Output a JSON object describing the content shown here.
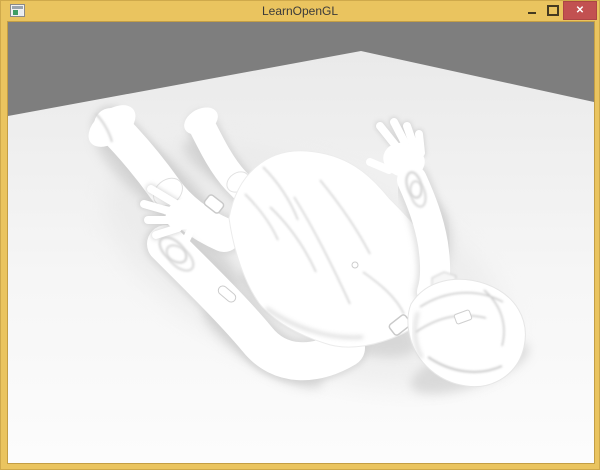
{
  "window": {
    "title": "LearnOpenGL",
    "controls": {
      "close_glyph": "✕"
    }
  },
  "colors": {
    "titlebar": "#eac45f",
    "title_text": "#3a3a3a",
    "close_button": "#c25151",
    "scene_background": "#7e7e7e",
    "floor_far": "#eaeaea",
    "floor_near": "#fcfcfc",
    "model": "#ffffff"
  },
  "scene": {
    "subject": "White 3D character model lying on its back on a floor plane, soft ambient-occlusion style render"
  }
}
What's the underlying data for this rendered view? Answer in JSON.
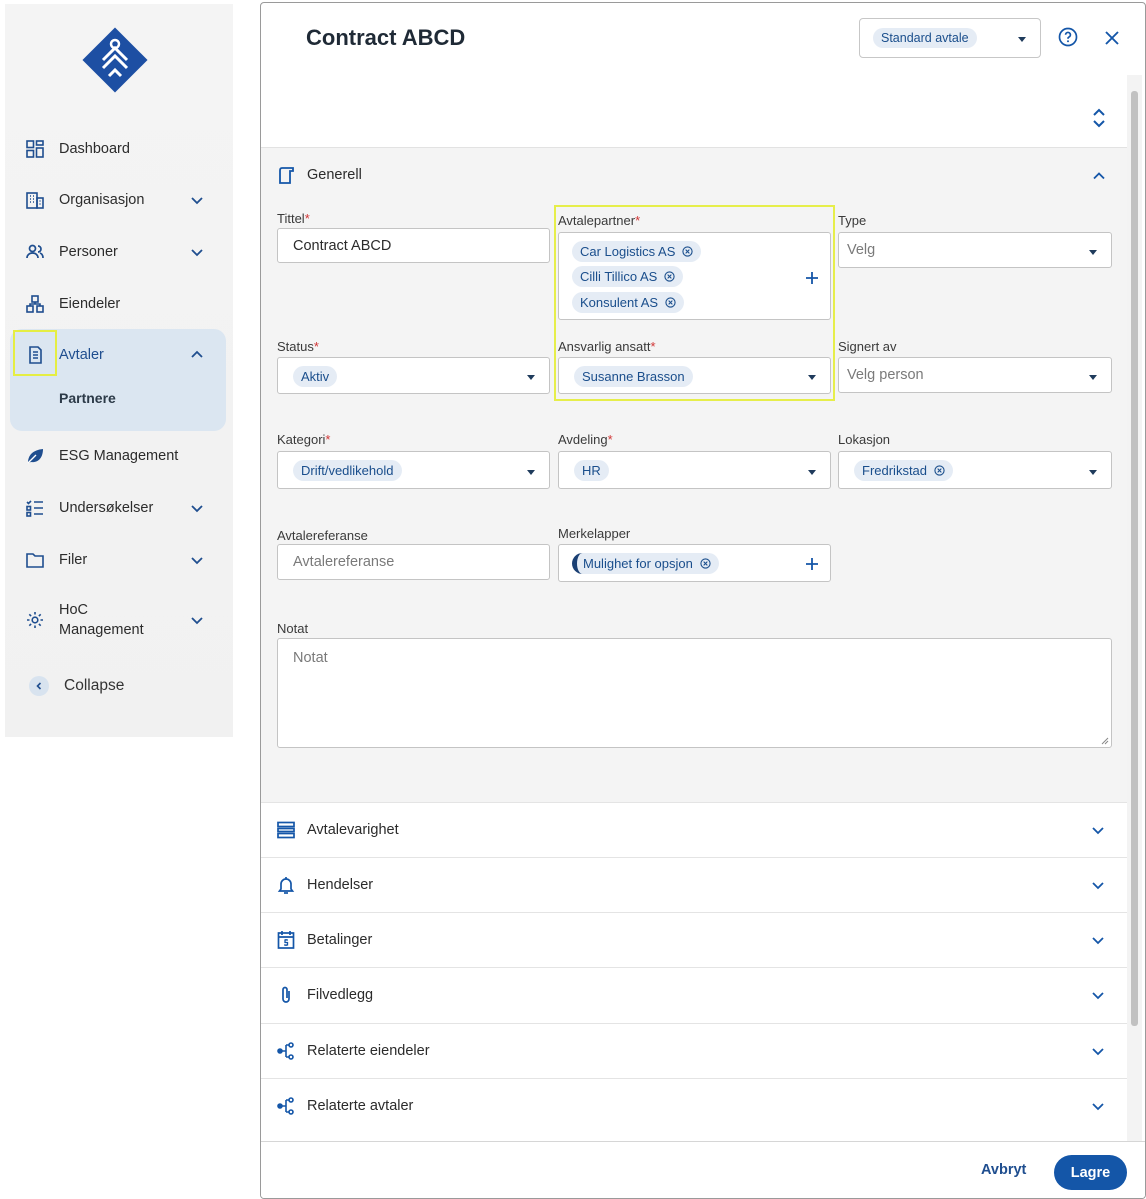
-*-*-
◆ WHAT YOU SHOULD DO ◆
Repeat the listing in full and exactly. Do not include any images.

◆ ANSWER AREA ◆
Output a JSON object describing the content shown here.
{
  "window": {
    "title": "LearnOpenGL",
    "controls": {
      "close_glyph": "✕"
    }
  },
  "colors": {
    "titlebar": "#eac45f",
    "title_text": "#3a3a3a",
    "close_button": "#c25151",
    "scene_background": "#7e7e7e",
    "floor_far": "#eaeaea",
    "floor_near": "#fcfcfc",
    "model": "#ffffff"
  },
  "scene": {
    "subject": "White 3D character model lying on its back on a floor plane, soft ambient-occlusion style render"
  }
}
What's the underlying data for this rendered view? Answer in JSON.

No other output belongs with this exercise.